Last year the Honda Civic was completely redesigned; and while the styling changes were merely evolutionary, many cried foul over the new Civic's apparent cost-cutting throughout, as well as a a lack of overall detailing that left the newer model looking quite bland.
That's all changed for 2013, as Honda rushed changes to market. More than your typical mid-cycle refresh, they altogether change the look and feel of this model, and make it feel more upscale once again.
The more sharply styled front end, with the more chiseled, squared-off lower air dam adds up to a more charming 'cleft' chin, as you're walking up, while the Accord-like blacked-out grille, chrome framing, and more open-intake look box it all out as sportier—albeit with some obvious VW influences to our eyes.
In back the new lights and rear fascia serve to widen the look just a bit, although we're not big fans of is the wide chrome bar that runs across the edge of the trunklid, connecting the taillamps. It's just too played-out of a styling cue and looks tired on arrival.
Otherwise, while the Civic's flanks have carried over. In this generation, they're a little more sculpted—including a raked-upward character line—yet the roofline looks remarkably familiar, and the Civic's footprint hasn't changed much in many years.
As before, Civic Si models get a host of trim and appearance upgrades—including new wheels, a blacked-out eggcrate grille, chrome-tipped exhausts, and a noticeable rear spoiler—that are bound to draw a little more attention. As well, Si models get a sportier theme inside, with darker trim, sport seats, and details like a leather-wrapped steering wheel. On the other hand, the Civic Hybrid blends in even more so with the rest of the line; it gets different wheels and front fascia, plus a small spoiler on the trunk lid, but you'd have to read the badges to know that it's the Hybrid—making it the antithesis of the Toyota Prius identity.

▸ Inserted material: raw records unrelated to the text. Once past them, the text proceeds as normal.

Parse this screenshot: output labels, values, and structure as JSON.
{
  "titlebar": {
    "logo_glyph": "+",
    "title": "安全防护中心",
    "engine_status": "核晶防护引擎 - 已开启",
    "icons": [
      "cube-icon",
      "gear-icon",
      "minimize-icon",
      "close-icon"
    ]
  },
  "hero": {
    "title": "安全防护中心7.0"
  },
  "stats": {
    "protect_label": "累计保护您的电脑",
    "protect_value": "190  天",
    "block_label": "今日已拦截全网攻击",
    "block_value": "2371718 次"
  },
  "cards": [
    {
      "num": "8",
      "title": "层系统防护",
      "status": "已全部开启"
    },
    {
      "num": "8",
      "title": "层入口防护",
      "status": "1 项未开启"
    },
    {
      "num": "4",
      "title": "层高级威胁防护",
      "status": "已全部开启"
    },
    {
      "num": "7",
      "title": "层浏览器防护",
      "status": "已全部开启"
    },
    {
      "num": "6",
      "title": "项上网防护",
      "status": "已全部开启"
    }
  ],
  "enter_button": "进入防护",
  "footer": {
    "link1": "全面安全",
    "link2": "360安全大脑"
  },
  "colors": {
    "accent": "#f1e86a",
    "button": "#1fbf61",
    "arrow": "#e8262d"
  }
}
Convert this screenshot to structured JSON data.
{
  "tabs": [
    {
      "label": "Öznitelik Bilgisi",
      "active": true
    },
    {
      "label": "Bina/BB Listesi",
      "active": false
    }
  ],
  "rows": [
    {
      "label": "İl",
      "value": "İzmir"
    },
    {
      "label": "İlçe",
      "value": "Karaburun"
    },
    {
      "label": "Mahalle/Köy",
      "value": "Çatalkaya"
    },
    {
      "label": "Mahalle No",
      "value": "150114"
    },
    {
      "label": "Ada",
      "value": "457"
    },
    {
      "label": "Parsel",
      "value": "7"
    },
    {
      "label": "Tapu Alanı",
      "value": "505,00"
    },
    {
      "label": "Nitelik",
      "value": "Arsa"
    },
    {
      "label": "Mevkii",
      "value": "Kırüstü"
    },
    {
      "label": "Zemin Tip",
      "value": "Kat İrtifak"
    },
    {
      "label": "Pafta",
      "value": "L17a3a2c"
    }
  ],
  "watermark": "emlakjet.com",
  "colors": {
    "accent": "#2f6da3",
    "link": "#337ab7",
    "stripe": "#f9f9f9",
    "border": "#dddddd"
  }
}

Inside, the new Civic isn't all that different by design, but new materials have been subbed in—in ways that affect sight, sound, and touch. Perhaps most obviously, the vast spans of gray all-too-subtly grained hard plastic are gone, replaced by a dark look. The upper tier of the dash is now covered with a softer padded surface that extends around to the upper door trims (to the front doors, at least). Upholsteries are also new, and while the faux-stitching that pops up here and there throughout isn't that impressive up close, but it all helps contribute to a far better first impression.
One thing hasn't changed, and that's the downright odd, Dali-esque contours of the instrument panel; if you like a dash that feels aligned, or symmetric in some way, this is not the car for you.